TRY IT :: In the data, find each line where the word "chart" appears and list that line.

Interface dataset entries

+ + + + +

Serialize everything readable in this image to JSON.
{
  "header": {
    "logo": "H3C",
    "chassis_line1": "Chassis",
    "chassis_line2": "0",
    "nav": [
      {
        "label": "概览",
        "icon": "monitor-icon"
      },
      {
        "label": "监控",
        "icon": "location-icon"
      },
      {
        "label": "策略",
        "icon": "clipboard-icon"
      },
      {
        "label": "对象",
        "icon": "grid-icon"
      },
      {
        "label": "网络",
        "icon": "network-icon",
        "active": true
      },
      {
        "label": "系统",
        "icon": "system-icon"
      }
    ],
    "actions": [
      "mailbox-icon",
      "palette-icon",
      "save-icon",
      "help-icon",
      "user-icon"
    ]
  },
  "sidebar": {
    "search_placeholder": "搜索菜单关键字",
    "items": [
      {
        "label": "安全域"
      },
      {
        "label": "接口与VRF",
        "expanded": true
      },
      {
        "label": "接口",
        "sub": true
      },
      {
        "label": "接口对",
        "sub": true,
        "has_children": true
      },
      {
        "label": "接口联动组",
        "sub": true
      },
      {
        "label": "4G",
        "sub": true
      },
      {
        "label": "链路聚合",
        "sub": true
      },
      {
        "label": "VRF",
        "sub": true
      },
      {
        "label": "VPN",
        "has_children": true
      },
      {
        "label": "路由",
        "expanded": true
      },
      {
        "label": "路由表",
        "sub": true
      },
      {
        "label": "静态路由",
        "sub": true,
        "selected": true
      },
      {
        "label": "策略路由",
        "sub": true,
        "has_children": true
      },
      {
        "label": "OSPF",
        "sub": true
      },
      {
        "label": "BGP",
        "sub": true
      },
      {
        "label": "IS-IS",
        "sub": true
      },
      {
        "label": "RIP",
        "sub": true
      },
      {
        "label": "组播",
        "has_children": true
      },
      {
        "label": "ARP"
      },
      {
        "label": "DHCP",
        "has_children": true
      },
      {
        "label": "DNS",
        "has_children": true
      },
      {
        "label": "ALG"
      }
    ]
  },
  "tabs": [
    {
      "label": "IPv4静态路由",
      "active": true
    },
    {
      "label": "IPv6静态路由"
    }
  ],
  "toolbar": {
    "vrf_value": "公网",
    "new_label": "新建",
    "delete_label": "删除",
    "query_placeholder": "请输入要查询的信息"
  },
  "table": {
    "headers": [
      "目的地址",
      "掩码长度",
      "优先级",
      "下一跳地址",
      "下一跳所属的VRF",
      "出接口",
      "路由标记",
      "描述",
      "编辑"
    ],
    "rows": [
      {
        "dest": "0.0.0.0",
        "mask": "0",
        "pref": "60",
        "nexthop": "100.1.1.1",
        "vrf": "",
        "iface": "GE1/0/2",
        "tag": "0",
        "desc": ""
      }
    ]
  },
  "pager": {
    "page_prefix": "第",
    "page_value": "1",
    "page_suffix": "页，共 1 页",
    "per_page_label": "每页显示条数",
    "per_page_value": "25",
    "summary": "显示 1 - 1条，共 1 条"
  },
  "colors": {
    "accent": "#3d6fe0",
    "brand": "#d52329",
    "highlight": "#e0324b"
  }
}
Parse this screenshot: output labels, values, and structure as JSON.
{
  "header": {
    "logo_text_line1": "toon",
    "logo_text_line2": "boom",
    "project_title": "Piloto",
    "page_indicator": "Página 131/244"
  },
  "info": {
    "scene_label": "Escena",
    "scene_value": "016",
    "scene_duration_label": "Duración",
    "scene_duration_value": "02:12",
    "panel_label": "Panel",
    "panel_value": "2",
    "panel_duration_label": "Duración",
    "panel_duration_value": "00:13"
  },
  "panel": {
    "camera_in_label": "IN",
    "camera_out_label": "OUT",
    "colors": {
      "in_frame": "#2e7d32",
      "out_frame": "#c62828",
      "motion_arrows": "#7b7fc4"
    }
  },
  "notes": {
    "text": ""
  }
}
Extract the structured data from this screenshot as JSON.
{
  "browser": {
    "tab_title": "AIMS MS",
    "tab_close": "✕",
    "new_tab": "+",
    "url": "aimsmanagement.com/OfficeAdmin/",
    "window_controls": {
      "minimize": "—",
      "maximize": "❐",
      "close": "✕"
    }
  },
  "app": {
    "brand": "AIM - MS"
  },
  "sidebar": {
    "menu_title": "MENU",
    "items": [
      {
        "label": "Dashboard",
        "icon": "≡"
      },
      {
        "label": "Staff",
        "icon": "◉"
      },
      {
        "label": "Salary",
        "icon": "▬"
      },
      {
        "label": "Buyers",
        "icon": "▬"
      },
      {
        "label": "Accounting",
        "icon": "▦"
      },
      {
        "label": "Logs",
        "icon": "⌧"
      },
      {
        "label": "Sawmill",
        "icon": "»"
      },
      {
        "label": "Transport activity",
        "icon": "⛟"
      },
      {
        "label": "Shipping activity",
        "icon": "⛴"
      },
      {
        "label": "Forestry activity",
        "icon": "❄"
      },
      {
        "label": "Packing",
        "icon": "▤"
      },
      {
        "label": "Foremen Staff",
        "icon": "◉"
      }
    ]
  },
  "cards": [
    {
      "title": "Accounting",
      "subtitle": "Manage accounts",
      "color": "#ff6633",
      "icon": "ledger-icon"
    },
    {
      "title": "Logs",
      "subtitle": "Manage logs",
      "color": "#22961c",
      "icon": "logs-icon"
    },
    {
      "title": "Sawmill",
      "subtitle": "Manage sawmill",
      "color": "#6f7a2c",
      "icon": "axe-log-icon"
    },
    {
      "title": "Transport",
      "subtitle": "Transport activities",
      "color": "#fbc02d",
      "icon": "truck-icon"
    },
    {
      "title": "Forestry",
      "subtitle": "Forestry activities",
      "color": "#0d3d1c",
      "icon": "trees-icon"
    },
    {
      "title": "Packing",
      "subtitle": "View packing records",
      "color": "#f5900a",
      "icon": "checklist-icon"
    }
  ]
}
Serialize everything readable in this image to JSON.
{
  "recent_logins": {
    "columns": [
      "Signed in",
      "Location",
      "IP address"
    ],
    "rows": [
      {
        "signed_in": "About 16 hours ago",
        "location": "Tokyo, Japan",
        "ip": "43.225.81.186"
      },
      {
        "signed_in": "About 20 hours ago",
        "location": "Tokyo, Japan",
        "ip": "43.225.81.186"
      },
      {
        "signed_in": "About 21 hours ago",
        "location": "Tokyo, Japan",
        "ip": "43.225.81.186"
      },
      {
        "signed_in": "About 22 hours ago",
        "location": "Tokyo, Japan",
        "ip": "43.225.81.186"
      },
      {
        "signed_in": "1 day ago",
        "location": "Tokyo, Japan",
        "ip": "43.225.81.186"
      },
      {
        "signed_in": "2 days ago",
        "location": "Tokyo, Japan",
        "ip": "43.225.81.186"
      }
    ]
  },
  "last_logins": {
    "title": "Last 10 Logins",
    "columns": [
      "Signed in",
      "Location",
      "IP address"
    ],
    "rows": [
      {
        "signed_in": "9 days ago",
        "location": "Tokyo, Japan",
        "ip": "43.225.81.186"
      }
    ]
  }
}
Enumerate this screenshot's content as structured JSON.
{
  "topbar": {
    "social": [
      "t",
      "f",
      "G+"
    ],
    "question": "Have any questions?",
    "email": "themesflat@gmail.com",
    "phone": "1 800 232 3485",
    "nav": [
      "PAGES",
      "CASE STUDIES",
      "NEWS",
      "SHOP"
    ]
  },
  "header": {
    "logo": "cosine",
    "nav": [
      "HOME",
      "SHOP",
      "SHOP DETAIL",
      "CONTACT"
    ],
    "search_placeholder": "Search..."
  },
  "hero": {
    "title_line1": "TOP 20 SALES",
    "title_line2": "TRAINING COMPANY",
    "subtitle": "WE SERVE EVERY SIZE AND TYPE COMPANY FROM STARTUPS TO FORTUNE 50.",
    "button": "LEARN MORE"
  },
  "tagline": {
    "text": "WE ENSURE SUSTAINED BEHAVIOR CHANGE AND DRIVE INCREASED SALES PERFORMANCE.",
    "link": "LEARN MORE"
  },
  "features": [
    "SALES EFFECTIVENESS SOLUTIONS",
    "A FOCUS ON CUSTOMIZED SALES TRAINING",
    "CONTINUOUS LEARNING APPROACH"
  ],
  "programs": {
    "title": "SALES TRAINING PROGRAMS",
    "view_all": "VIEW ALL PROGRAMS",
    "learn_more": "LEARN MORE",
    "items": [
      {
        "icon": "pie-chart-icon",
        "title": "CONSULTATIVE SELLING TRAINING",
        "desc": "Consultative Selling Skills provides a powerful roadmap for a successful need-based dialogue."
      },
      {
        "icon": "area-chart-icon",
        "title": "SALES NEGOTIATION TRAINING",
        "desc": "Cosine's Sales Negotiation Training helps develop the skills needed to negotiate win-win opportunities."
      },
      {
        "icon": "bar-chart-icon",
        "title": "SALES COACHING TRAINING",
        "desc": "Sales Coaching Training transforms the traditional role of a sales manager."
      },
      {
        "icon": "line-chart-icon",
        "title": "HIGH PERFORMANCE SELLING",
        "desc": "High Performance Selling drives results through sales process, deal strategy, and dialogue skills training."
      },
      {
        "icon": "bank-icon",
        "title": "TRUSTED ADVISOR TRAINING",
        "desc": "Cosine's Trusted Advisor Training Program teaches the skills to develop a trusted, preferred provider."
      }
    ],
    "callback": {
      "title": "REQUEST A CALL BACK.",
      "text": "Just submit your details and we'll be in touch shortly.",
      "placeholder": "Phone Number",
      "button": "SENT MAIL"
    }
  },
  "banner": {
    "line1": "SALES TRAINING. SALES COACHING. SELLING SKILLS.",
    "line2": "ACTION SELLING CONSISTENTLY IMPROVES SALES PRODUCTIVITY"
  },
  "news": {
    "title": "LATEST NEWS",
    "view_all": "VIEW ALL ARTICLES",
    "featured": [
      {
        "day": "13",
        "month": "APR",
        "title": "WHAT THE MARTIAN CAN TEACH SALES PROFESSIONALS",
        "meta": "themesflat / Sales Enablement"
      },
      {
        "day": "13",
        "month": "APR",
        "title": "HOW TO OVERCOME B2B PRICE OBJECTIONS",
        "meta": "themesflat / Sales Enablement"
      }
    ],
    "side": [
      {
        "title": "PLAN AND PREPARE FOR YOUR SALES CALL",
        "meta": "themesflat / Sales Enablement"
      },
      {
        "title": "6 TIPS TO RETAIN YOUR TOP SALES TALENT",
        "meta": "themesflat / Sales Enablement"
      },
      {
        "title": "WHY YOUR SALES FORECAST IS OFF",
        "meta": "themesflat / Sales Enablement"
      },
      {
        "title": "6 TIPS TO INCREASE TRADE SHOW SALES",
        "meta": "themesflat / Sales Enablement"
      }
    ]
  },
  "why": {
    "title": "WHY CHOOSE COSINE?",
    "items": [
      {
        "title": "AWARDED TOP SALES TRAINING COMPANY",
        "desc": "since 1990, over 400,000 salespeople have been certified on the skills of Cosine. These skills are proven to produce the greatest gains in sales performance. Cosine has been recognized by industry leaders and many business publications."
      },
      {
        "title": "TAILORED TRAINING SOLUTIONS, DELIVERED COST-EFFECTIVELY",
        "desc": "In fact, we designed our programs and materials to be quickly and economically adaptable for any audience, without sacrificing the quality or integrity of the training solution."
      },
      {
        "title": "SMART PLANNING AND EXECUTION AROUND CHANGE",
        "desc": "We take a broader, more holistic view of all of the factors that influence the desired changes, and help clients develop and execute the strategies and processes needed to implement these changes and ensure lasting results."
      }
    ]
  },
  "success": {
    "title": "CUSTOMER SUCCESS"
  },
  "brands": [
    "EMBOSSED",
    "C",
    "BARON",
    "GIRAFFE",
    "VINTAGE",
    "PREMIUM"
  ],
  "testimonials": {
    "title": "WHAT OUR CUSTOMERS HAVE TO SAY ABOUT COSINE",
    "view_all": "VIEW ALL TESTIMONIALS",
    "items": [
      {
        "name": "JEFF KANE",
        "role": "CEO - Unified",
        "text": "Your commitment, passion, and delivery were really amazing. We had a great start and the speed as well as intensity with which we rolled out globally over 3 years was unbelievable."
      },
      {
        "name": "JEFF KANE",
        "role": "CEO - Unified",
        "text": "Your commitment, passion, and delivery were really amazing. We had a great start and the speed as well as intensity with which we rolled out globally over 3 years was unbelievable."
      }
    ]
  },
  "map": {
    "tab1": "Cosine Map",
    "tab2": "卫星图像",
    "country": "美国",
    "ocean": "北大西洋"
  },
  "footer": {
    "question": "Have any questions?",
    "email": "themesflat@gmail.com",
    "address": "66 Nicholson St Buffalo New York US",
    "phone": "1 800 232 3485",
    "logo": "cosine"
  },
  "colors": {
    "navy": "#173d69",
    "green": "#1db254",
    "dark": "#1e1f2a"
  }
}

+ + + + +

THE COMPLETED TASK ::
        "icon": "pie-chart-icon",
        "icon": "area-chart-icon",
        "icon": "bar-chart-icon",
        "icon": "line-chart-icon",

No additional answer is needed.